Your objective: Copy out every line holding the string "this" from the records below.

---- Extracted material

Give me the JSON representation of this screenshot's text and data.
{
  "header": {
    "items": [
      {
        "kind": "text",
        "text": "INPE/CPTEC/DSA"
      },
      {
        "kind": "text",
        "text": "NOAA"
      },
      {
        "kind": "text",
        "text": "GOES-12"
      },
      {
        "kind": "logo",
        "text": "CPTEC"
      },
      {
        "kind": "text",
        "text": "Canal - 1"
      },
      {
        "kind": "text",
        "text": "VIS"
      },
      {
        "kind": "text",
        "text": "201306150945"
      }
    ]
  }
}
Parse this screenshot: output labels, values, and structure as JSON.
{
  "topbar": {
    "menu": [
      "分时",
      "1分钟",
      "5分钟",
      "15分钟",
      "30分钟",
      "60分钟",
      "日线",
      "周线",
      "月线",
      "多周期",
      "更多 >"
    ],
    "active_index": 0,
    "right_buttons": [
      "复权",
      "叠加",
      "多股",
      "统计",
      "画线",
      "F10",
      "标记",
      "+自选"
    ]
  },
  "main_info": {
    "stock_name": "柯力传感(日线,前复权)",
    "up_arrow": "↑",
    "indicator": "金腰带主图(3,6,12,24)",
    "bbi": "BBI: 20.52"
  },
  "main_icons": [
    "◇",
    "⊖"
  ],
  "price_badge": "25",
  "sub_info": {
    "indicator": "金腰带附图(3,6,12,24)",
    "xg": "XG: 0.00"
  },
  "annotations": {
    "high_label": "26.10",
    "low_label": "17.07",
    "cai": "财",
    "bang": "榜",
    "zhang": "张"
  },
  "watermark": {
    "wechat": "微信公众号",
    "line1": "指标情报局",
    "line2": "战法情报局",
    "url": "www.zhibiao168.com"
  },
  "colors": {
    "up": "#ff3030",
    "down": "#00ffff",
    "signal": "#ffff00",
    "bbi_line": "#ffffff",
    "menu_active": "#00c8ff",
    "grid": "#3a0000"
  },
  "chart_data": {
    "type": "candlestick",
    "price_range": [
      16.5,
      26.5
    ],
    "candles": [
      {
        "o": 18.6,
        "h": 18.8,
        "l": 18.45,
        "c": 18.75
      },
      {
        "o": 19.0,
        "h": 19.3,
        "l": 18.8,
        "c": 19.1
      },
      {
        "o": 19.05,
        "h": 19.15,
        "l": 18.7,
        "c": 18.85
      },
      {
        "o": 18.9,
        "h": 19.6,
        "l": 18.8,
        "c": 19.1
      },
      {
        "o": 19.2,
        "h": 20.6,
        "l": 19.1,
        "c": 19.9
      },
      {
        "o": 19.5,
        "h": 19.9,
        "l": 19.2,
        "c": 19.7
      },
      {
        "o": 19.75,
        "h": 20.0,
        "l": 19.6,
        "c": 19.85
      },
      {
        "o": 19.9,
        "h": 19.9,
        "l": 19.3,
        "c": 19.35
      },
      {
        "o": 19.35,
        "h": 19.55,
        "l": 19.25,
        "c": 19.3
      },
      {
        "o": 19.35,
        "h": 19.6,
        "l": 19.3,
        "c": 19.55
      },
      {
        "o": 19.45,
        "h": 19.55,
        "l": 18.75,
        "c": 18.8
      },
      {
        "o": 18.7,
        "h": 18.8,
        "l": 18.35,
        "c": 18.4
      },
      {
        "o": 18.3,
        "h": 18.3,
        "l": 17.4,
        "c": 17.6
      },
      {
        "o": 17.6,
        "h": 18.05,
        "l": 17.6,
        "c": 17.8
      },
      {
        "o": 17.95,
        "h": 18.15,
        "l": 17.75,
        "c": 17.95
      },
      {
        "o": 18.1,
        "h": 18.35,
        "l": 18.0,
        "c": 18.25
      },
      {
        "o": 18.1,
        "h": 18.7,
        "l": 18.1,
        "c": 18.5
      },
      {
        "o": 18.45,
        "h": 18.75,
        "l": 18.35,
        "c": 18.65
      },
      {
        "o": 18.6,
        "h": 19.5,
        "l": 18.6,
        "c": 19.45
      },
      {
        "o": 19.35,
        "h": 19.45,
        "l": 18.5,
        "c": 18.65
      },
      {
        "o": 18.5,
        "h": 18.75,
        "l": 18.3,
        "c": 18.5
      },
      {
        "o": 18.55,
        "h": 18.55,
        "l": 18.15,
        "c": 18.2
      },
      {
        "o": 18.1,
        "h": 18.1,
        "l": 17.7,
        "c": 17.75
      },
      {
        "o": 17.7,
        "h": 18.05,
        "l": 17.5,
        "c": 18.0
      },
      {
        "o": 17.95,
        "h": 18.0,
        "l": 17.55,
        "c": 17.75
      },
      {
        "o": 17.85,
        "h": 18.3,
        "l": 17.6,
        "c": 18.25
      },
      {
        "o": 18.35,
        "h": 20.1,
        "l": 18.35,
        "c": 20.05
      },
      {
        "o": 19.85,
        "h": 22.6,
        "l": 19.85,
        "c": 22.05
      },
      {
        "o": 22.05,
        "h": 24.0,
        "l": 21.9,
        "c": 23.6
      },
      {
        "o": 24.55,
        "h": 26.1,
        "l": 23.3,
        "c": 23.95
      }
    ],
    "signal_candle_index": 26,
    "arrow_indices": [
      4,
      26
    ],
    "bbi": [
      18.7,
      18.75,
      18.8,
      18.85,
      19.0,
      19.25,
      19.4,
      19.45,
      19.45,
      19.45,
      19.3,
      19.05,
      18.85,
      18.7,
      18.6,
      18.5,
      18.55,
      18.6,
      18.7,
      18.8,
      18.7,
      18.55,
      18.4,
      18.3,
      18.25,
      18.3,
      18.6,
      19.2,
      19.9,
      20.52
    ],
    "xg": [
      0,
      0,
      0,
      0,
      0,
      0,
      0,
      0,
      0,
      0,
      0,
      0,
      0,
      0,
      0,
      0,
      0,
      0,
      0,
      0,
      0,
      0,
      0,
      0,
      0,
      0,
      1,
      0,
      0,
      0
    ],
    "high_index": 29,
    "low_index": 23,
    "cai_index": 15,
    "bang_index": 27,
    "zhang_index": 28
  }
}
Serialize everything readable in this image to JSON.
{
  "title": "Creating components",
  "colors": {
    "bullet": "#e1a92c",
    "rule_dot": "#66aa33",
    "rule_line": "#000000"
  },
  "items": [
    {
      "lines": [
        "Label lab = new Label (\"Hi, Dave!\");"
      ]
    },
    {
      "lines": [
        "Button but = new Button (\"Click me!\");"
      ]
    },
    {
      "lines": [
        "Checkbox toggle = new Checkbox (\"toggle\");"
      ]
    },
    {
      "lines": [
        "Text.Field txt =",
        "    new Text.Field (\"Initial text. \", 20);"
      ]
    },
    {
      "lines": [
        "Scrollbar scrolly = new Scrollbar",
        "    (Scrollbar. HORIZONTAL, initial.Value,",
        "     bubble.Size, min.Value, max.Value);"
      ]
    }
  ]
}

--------

Finished task:
Give me the JSON representation of this screenshot's text and data.
Parse this screenshot: output labels, values, and structure as JSON.
Serialize everything readable in this image to JSON.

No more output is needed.